Figure 1. Chiplet to Chiplet Interface (Intel)
Guidelines for the physical layout of the AIB are set forth in the AIB specification. Typically, the channels are laid out as a stacked column as shown in Figure 2 with the bump pattern alternated for maximum density.
Figure 2. AIB Column and Pad Layout
Table 1 shows a quick comparison between using the wide BOW AIB interface vs. using a more traditional high-speed serial interface to connect chiplets.
Finally, it should be noted that the AIB interface is evolving as the HSoC environment evolves. Intel has recently announced the next generation of AIB which they call , Multi-Die I/O (MDIO). This interface allows maximum operation up to 5.4GHz and reduced the voltage swing from 0.9V to 0.5V. The net result of these changes is to increase the total bandwidth and bandwidth density while also improving the power efficiency to 0.5 PJ/bit.

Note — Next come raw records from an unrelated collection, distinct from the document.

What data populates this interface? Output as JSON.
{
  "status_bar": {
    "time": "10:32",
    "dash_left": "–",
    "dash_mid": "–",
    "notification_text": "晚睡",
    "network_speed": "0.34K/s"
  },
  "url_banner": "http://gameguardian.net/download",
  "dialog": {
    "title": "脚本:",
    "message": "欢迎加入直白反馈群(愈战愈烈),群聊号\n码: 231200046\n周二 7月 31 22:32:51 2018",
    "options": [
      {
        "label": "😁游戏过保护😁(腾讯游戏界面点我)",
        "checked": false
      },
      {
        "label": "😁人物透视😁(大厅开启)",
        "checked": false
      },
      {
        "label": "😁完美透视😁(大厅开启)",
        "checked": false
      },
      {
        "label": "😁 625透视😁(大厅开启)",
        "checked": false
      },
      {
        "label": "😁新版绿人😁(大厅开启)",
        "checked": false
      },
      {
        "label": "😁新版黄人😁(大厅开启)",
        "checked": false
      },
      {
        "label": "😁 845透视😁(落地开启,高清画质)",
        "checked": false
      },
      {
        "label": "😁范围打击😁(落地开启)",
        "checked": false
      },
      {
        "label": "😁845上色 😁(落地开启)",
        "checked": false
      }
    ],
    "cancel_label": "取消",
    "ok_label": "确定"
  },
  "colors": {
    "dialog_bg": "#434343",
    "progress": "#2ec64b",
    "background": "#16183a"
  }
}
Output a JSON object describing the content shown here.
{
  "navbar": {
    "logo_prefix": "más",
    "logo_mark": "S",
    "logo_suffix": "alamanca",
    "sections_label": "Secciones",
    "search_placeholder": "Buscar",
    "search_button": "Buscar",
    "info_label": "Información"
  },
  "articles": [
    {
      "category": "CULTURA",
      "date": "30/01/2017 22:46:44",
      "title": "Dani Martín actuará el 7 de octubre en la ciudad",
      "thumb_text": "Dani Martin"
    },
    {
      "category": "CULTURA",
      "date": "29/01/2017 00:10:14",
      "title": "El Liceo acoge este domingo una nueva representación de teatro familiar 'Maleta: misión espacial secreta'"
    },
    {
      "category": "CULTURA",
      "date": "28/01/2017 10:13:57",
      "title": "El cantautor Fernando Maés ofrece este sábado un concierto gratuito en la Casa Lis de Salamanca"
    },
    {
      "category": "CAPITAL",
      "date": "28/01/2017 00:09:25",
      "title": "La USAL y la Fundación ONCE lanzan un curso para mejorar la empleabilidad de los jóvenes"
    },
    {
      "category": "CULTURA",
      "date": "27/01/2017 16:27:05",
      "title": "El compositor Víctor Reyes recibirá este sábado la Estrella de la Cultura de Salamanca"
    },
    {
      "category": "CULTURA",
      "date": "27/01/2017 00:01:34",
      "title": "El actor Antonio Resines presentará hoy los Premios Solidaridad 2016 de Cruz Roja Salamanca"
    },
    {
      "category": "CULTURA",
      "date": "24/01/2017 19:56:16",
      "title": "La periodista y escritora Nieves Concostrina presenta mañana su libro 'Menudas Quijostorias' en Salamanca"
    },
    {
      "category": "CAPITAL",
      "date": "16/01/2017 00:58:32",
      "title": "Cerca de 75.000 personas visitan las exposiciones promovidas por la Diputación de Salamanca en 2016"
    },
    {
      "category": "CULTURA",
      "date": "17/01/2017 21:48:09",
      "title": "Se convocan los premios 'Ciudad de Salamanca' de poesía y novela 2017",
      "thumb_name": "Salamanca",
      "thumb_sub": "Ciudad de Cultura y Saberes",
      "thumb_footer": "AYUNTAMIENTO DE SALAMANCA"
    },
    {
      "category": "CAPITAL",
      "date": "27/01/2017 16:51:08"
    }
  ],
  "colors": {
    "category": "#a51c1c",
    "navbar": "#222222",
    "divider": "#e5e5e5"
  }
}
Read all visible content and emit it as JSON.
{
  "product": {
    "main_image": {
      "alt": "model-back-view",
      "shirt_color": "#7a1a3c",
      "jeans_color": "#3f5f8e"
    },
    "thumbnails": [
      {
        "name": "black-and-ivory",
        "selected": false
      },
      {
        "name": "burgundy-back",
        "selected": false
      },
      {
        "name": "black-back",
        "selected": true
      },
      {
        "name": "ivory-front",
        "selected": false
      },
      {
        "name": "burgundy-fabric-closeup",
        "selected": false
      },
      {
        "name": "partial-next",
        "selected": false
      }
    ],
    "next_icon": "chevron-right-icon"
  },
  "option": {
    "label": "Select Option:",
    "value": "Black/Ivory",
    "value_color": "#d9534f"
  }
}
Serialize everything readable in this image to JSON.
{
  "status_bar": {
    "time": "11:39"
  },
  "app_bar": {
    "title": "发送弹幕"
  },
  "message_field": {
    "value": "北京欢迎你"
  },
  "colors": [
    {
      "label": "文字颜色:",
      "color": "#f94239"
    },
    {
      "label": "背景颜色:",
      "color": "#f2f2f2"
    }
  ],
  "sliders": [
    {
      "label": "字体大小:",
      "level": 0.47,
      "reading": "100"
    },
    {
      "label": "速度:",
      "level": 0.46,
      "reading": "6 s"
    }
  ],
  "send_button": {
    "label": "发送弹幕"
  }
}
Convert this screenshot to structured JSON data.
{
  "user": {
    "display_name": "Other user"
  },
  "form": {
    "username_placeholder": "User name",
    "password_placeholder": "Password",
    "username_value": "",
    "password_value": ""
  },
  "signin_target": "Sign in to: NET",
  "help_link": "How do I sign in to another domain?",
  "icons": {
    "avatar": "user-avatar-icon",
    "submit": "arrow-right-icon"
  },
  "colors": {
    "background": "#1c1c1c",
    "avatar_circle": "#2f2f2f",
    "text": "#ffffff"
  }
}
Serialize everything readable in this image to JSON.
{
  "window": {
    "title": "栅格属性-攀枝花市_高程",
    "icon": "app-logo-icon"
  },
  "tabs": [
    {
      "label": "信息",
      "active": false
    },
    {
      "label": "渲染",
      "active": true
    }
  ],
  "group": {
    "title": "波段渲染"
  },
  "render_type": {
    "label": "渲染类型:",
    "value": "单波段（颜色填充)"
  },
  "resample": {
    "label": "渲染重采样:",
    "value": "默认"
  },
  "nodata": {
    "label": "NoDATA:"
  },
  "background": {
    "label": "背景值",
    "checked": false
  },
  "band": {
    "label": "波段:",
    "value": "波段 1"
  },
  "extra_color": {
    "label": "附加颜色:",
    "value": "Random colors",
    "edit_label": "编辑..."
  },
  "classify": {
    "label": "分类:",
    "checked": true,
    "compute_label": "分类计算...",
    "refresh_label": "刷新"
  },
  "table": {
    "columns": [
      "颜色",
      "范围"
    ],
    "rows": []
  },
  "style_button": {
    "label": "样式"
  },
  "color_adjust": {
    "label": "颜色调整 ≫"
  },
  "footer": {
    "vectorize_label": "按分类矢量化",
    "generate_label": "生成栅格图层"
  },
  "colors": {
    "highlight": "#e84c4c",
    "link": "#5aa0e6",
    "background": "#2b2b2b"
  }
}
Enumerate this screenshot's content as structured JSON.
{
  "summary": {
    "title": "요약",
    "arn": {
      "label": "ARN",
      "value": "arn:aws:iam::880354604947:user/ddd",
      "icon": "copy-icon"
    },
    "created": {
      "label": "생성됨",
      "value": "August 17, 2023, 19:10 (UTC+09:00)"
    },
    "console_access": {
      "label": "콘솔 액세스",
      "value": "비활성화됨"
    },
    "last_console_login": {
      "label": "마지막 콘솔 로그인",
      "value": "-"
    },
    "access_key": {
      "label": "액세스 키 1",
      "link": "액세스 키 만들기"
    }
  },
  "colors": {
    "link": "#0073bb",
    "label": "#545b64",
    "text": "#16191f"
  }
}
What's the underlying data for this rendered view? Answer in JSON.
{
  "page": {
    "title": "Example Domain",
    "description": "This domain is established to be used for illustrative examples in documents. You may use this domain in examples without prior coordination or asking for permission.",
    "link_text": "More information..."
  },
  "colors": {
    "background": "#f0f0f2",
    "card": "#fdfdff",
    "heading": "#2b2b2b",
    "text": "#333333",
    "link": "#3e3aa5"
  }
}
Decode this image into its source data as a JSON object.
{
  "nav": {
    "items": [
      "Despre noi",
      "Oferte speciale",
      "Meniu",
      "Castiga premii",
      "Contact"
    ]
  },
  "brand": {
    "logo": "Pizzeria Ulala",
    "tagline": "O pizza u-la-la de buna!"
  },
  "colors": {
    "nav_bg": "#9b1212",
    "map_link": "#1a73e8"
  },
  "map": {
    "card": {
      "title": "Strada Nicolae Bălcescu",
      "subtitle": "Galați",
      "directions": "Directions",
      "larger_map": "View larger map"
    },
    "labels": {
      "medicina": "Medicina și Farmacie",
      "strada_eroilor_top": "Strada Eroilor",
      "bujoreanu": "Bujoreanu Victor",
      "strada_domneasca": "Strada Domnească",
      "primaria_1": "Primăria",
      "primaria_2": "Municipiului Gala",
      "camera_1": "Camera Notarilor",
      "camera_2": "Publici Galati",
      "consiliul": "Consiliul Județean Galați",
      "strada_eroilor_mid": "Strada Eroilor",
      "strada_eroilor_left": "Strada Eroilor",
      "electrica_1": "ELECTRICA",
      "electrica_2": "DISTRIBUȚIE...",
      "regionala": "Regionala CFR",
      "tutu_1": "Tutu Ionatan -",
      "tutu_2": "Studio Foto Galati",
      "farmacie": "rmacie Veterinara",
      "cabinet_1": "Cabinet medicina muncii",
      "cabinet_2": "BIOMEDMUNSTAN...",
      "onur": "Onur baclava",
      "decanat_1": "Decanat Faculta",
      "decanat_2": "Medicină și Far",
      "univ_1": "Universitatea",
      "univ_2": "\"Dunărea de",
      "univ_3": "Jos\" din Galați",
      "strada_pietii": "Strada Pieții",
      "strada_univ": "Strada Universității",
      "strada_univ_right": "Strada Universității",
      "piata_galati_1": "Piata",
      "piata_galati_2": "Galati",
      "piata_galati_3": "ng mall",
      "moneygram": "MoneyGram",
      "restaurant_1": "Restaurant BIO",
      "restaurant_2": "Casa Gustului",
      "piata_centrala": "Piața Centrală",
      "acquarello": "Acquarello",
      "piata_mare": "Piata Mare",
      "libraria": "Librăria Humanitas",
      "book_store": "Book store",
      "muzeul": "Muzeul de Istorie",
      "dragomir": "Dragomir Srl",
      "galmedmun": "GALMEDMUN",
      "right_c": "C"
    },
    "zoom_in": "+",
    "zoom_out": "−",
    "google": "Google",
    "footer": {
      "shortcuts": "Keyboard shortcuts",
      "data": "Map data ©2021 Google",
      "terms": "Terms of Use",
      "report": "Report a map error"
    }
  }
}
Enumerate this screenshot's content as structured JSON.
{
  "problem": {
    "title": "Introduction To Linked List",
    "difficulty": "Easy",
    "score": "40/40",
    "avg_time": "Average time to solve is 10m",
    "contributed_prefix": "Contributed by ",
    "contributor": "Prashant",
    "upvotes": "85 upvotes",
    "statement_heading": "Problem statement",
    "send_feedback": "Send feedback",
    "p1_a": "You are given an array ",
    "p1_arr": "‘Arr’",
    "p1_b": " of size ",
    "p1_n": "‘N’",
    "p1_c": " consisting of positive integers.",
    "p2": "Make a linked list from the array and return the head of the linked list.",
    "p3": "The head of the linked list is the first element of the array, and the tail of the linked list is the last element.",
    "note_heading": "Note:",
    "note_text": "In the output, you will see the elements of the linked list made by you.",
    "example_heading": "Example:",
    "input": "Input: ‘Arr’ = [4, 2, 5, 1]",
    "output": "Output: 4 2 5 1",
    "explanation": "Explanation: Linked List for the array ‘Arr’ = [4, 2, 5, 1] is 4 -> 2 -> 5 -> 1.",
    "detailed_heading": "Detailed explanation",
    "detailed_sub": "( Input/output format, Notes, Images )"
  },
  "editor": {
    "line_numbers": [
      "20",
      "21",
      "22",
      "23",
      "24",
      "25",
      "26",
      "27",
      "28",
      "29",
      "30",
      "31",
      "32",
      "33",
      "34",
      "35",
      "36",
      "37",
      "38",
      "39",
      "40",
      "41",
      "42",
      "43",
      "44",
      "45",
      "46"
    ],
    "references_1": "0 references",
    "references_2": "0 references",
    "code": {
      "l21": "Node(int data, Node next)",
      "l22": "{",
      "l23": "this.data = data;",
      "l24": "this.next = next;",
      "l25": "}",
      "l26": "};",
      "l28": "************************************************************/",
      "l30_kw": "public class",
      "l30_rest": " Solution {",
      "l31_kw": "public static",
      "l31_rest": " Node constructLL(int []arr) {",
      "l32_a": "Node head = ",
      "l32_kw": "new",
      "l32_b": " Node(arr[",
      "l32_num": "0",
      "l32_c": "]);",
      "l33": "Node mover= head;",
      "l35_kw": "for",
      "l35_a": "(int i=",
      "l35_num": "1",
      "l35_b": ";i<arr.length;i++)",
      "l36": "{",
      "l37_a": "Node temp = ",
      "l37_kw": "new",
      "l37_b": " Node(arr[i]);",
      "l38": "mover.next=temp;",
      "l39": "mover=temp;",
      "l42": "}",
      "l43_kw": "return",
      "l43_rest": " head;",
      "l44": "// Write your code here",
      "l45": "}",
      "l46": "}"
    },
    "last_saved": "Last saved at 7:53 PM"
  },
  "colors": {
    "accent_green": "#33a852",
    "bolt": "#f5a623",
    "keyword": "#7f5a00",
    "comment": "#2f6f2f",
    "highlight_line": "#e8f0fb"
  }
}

In this blog, I’ve talked about the need for chiplet interface standards and several of the interface standards. I’ve focused on Intel’s Advanced Interface Bus as it is well suited to the benefits afforded by silicon interposer design and is backed by large companies like Intel and government research organizations like DARPA.
In future blogs I will address the chiplet ecosystem and how it may evolve as well as which chiplets are actually needed to make a viable ecosystem.